And still more D.C.

Friday, April 20, 2018

Charleston, the Best of the Low Country

St. Philips Church
When my friend Kathleen and I decided to take a trip together, I was excited to see how I would do traveling with someone else. All my trips have been solo. We decided on Charleston, mainly because of I've never been, and Kathleen was excited to get back to the South. She had visited Charleston several times because he first husband (who unfortunately passed away many years ago) was from South Carolina. Both he and her son, attended the Citadel so she was very familiar with the area.

The winter in New England has been particularly harsh this year and the warm weather as well as the charming hospitality of Charleston was a treat!

One of the oldest cities in the United States, Charleston has a rich history (good and bad). 

Magnolia Plantation
Kathleen wanted to go to the largest plantation in the area, Magnolia. At first I wasn't sure because seeing a house and gardens, however beautiful, built by slaves, really wasn't something I wanted to support.

It was however, amazingly beautiful and the historical tour was very informative.  The gardens are spectacular and I'm very glad to have had the opportunity to see them. Without Kathleen, I probably wouldn't have seen something like this. 

Another unexpected site that normally would not be on my list, was the Citadel, The Military College of South Carolina. Kathleen had made a donation to the alumni association for a brick in the new alumni center in honor of her husband, Richard. We couldn't see it at the time we were there, but she was able to see it on her way out of town. I'm very happy she had the opportunity. 

The grounds are very impressive. We weren't able to see the parade which takes place every Friday. But if I go back again I will definitely stop to see it. The Citadel is only a few miles outside of Charleston so it was worth the visit.

Fountain in French Quarter at the Wharf

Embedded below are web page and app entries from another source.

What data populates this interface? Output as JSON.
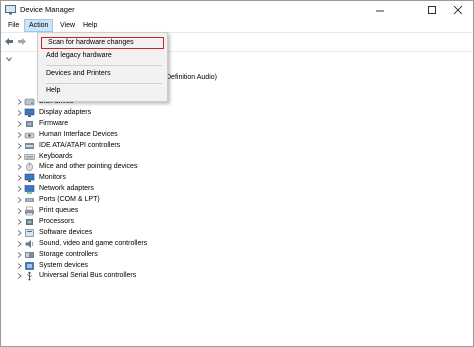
{
  "window": {
    "title": "Device Manager"
  },
  "menubar": {
    "file": "File",
    "action": "Action",
    "view": "View",
    "help": "Help"
  },
  "action_menu": {
    "scan": "Scan for hardware changes",
    "legacy": "Add legacy hardware",
    "printers": "Devices and Printers",
    "help": "Help"
  },
  "tree": {
    "partial_text": "Definition Audio)",
    "categories": [
      {
        "label": "Disk drives",
        "icon": "disk-icon"
      },
      {
        "label": "Display adapters",
        "icon": "monitor-icon"
      },
      {
        "label": "Firmware",
        "icon": "chip-icon"
      },
      {
        "label": "Human Interface Devices",
        "icon": "hid-icon"
      },
      {
        "label": "IDE ATA/ATAPI controllers",
        "icon": "controller-icon"
      },
      {
        "label": "Keyboards",
        "icon": "keyboard-icon"
      },
      {
        "label": "Mice and other pointing devices",
        "icon": "mouse-icon"
      },
      {
        "label": "Monitors",
        "icon": "monitor-icon"
      },
      {
        "label": "Network adapters",
        "icon": "network-icon"
      },
      {
        "label": "Ports (COM & LPT)",
        "icon": "port-icon"
      },
      {
        "label": "Print queues",
        "icon": "printer-icon"
      },
      {
        "label": "Processors",
        "icon": "cpu-icon"
      },
      {
        "label": "Software devices",
        "icon": "software-icon"
      },
      {
        "label": "Sound, video and game controllers",
        "icon": "speaker-icon"
      },
      {
        "label": "Storage controllers",
        "icon": "storage-icon"
      },
      {
        "label": "System devices",
        "icon": "system-icon"
      },
      {
        "label": "Universal Serial Bus controllers",
        "icon": "usb-icon"
      }
    ]
  }
}
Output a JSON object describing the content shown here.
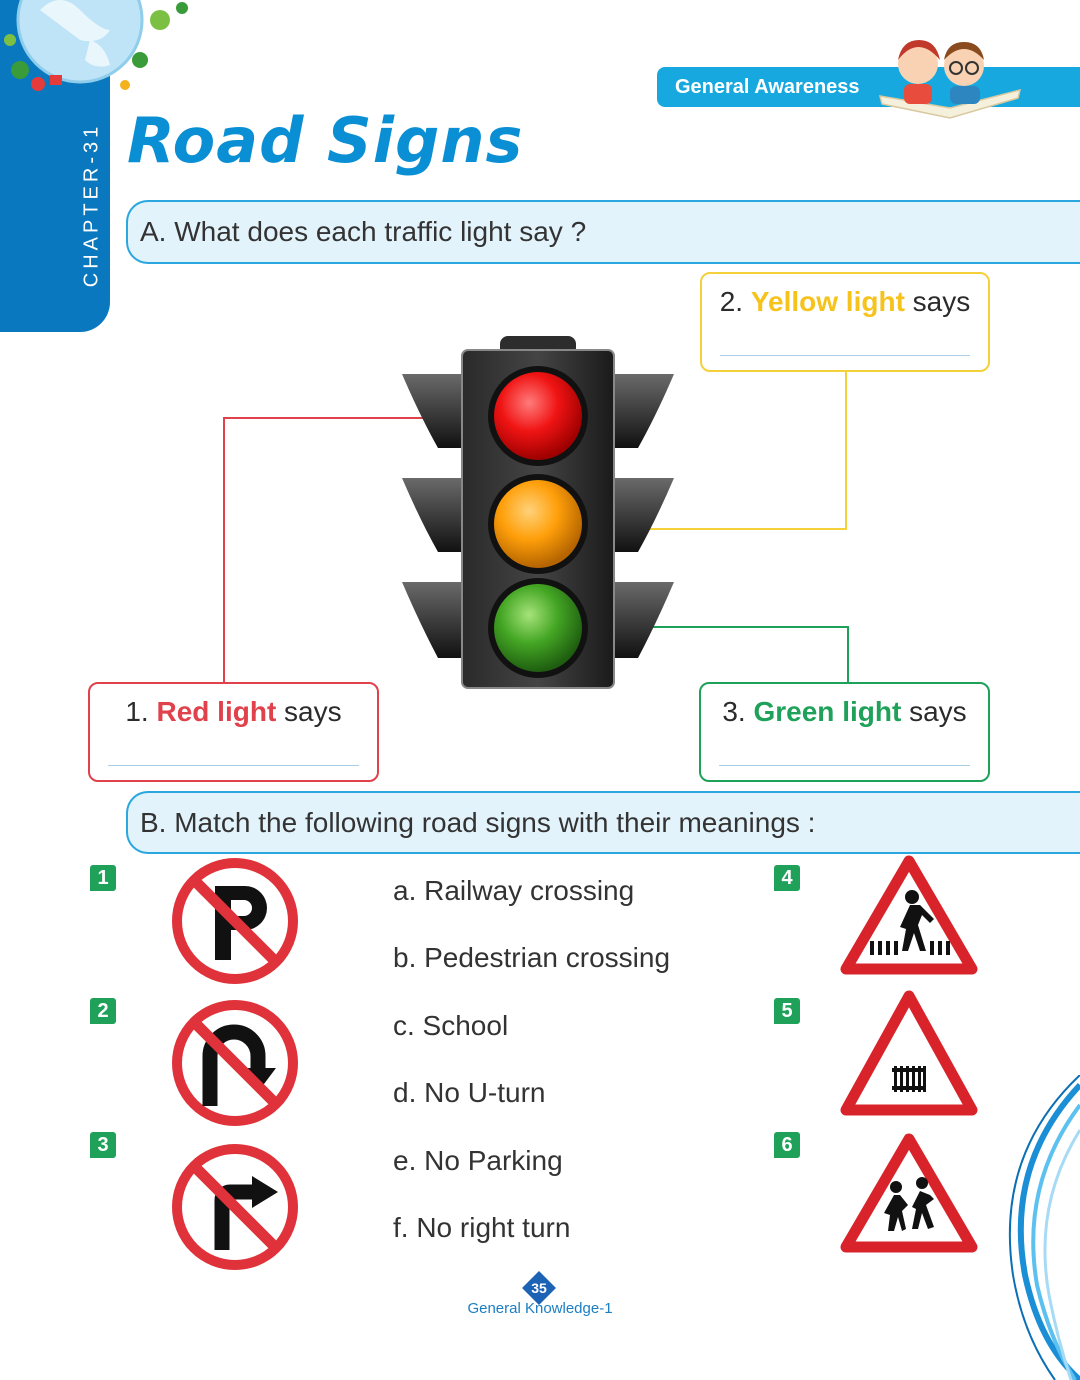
{
  "chapter": {
    "label": "CHAPTER-31"
  },
  "header": {
    "banner": "General Awareness",
    "title": "Road Signs"
  },
  "section_a": {
    "question": "A. What does each traffic light say ?",
    "boxes": [
      {
        "num": "1.",
        "color_word": "Red light",
        "suffix": "says",
        "color": "#e0414b"
      },
      {
        "num": "2.",
        "color_word": "Yellow light",
        "suffix": "says",
        "color": "#f6c21c"
      },
      {
        "num": "3.",
        "color_word": "Green light",
        "suffix": "says",
        "color": "#1fa15a"
      }
    ]
  },
  "section_b": {
    "question": "B. Match the following road signs with their meanings :",
    "numbers": [
      "1",
      "2",
      "3",
      "4",
      "5",
      "6"
    ],
    "meanings": [
      "a. Railway crossing",
      "b. Pedestrian crossing",
      "c. School",
      "d. No U-turn",
      "e. No Parking",
      "f. No right turn"
    ],
    "signs": [
      "no-parking-icon",
      "no-u-turn-icon",
      "no-right-turn-icon",
      "pedestrian-crossing-icon",
      "railway-crossing-icon",
      "school-icon"
    ]
  },
  "footer": {
    "page": "35",
    "book": "General Knowledge-1"
  },
  "colors": {
    "brand_blue": "#0a78bf",
    "sign_red": "#d8232a",
    "badge_green": "#1fa15a"
  }
}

Meeting Street Inn
The second day of our trip, we stayed in the old part of town at a lovely inn, Meeting Street. It is pretty much in the center of everything and walking distance to museums, art galleries, the French Quarter and wharf and of course, shopping. We took a "buggy" ride with tour guide around the city. I do love history!!! Also, well worth the time.

Next to history, architecture is my favorite past time in all my travels. A port city, Charleston, next to Boston and New York, is where it was all happening in the beginning before Independence. Mainly Europeans settled the city and due to the religious freedom, there are churches on every street corner, from every denomination.

Now, let's get to the good stuff, food...The Low Country food selection; shrimp and grits (Cajun style of course), she crab soup and hush puppies...yummy!  Our guest host at the Meeting Street Inn told us about the Low Country Bistro and Kathleen's son gave us the next place not to be missed, Hyman's Seafood, only a few blocks down from the hotel. One night we had drinks and apps at the Rooftop at Vendue (meaning vendor) in the French Quarter.  Let's just say we ate and drank well.

Although I don't think I could travel with many people, I loved my vacation to Charleston with my guide, Kathleen. We both had a wonderful time and have lovely memories that will last 'till the end of our days.

Here's some photos to share. Nothing beats Charleston architecture!

Circular Church Original Meeting Place for non-denominational church goers

Oldest house in Charleston

Rainbow Row

Rooftop Bar at Vendue

St. Michaels Church

French Quarter Tree Lined Walkway

Enjoy my swing time video with Kathleen on the Charleston Wharf